5) An application for trademark registration filed in a deceptive or other unfair means; or
6) An application against the principle of honesty and creditability, the public order, or carrying other indecent influence.
Rule 9 Assignment of a trademark shall not influence the trademark registration organ’s decision on whether or not the trademark violates Rule 3 of these Rules.
According to Rule 9, assignment of a trademark shall not influence the trademark registration organ’s decision on whether or not the trademark violates Rule 3. That is, if a company acquires a trademark, which is later found by the Trademark Office of the CNIPA filed in bad faith, the acquired trademark can be rejected, invalidated or disapproved of registration. As such, the assignee should be more careful to buy a trademark or even require the assignor to guarantee the legitimacy of the registration and refund the acquisition fee, if the trademark is later effectively deemed by the authorities concerned as filed in bad faith.

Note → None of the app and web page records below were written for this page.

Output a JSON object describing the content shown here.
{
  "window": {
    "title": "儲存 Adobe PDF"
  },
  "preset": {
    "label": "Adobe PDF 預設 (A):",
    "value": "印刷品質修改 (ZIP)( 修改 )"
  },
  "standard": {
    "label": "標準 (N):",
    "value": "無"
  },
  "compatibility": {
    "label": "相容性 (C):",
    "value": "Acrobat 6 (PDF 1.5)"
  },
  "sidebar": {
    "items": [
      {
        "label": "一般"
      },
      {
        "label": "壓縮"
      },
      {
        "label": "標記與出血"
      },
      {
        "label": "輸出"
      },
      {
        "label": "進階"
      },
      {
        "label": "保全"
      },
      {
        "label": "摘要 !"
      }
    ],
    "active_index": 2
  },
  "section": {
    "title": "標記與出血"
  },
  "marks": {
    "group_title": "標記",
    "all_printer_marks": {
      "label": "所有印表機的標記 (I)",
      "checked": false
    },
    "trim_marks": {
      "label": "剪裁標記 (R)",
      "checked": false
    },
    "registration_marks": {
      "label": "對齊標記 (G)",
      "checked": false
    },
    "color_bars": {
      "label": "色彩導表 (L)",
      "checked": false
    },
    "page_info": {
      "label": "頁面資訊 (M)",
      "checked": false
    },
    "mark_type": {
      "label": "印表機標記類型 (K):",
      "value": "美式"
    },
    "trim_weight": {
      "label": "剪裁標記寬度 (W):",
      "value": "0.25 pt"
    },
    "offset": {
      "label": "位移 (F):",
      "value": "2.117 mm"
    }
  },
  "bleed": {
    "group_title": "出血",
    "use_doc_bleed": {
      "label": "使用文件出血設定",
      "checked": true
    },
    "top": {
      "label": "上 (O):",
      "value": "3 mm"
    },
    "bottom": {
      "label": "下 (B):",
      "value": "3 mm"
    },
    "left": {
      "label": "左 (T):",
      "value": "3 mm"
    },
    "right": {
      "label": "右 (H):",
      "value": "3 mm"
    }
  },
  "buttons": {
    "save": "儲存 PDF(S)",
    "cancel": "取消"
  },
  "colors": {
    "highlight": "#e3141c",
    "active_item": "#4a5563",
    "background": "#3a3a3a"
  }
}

In fact, similar risk was indicated under Article 7.4 of the Guide for Trial of Administrative Cases Involving Trademark Grant and Affirmation, enacted by Beijing High Court, effective as from April 24, 2019.
7.4 Acceptance of the transferred trademark not affecting determination of relevant clauses
Where an application for registration of a trademark in dispute violates the relevant provisions of the Trademark Law, and the applicant or registrant of the trademark in dispute claims that the trademark in dispute should be registered or maintained valid only on the ground that the applicant or registrant has no fault when the trademark is transferred, this claim shall not be supported.
In practice, many pirated trademarks have been invalidated even if they have already been assigned to third parties. Many third parties are on the same side of the trademark squatters. As they are relatives or affiliated companies or have other relationship with the squatters, it is reasonable to disregard such third parties’ interests when invalidating the trademarks.
However, some pirated trademarks were also invalidated even if they were assigned to bona fide third parties, such as the legitimate owner of the pirated mark. For such bona fide third parties, especially for the third parties who are the legitimate owners of the pirated trademarks, it seems unreasonable to still invalidate the trademarks for the reason of the “bad faith” associated with the original applicants, namely the trademark squatters.
Therefore, even if the legitimate owners spent substantial resources and time in getting back the squatted trademarks, the risk of invalidation cannot be ruled out because of the initial “bad faith” of the original applicants. As some invalidation cases can be filed by any third party for absolute grounds, an agreement from the assignor not to take any action against the assignee cannot eliminate the pitfall, though the risk is not very large in reality.
A solution to avoid the risk is to file a new application again for the same trademark, as this newly filed trademark will be cleaner, without record of bad faith. Based on the above, if your budget permits, it is advisable to re-file a new application for the trademark, preferably in a broader scope. In China, duplicate applications for the same trademark and same specification by the same applicant is not forbidden so long as the applicant can afford.
In addition, as most of the squatted trademarks might not be used after registration, they are vulnerable to three-consecutive-year non-use cancellation. Therefore, if the acquired trademark has been registered for three years or nearly three years, there is really a need to avoid the non-use cancellation risk by filing a back-up application soon.
To sum up, when you wish to solve the trademark piracy problem by negotiating with the trademark squatter to buy back the trademark, be careful and bear in mind the following two tips:
Require the assignor to guarantee the legitimacy of the registration and/or refund the acquisition fee, if the trademark is later invalidated due to the assignor’s fault; and
Even if you successfully acquire the trademark, re-file the application in your own name to clear the bad faith and avoid non-use cancellation.